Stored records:
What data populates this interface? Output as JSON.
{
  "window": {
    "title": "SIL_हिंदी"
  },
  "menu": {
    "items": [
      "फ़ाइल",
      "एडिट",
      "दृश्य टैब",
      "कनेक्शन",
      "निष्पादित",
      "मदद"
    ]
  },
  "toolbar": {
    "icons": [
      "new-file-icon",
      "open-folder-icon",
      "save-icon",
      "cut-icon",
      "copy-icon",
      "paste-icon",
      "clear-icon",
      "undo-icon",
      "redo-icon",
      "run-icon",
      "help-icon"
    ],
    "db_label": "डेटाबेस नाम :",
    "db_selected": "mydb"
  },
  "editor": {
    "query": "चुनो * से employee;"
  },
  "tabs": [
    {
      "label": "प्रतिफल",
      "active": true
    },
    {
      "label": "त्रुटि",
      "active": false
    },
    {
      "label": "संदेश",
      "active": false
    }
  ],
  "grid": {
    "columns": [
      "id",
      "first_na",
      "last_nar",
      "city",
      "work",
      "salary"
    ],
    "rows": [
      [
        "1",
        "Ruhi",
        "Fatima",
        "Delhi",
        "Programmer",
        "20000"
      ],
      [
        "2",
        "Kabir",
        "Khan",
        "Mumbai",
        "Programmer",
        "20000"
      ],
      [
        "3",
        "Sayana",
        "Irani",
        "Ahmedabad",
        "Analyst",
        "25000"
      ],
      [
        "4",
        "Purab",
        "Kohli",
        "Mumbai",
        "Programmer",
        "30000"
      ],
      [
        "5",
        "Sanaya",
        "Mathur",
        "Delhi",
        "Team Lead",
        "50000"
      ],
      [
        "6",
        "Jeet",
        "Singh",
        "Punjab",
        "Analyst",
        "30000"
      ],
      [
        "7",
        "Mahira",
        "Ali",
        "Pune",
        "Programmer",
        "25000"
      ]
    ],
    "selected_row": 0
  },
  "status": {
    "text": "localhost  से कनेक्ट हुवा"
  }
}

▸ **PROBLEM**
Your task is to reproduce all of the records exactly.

▸ **SOLUTION TO THIS PROBLEM**
What data populates this interface? Output as JSON.
{
  "window": {
    "title": "SIL_हिंदी"
  },
  "menu": {
    "items": [
      "फ़ाइल",
      "एडिट",
      "दृश्य टैब",
      "कनेक्शन",
      "निष्पादित",
      "मदद"
    ]
  },
  "toolbar": {
    "icons": [
      "new-file-icon",
      "open-folder-icon",
      "save-icon",
      "cut-icon",
      "copy-icon",
      "paste-icon",
      "clear-icon",
      "undo-icon",
      "redo-icon",
      "run-icon",
      "help-icon"
    ],
    "db_label": "डेटाबेस नाम :",
    "db_selected": "mydb"
  },
  "editor": {
    "query": "चुनो * से employee;"
  },
  "tabs": [
    {
      "label": "प्रतिफल",
      "active": true
    },
    {
      "label": "त्रुटि",
      "active": false
    },
    {
      "label": "संदेश",
      "active": false
    }
  ],
  "grid": {
    "columns": [
      "id",
      "first_na",
      "last_nar",
      "city",
      "work",
      "salary"
    ],
    "rows": [
      [
        "1",
        "Ruhi",
        "Fatima",
        "Delhi",
        "Programmer",
        "20000"
      ],
      [
        "2",
        "Kabir",
        "Khan",
        "Mumbai",
        "Programmer",
        "20000"
      ],
      [
        "3",
        "Sayana",
        "Irani",
        "Ahmedabad",
        "Analyst",
        "25000"
      ],
      [
        "4",
        "Purab",
        "Kohli",
        "Mumbai",
        "Programmer",
        "30000"
      ],
      [
        "5",
        "Sanaya",
        "Mathur",
        "Delhi",
        "Team Lead",
        "50000"
      ],
      [
        "6",
        "Jeet",
        "Singh",
        "Punjab",
        "Analyst",
        "30000"
      ],
      [
        "7",
        "Mahira",
        "Ali",
        "Pune",
        "Programmer",
        "25000"
      ]
    ],
    "selected_row": 0
  },
  "status": {
    "text": "localhost  से कनेक्ट हुवा"
  }
}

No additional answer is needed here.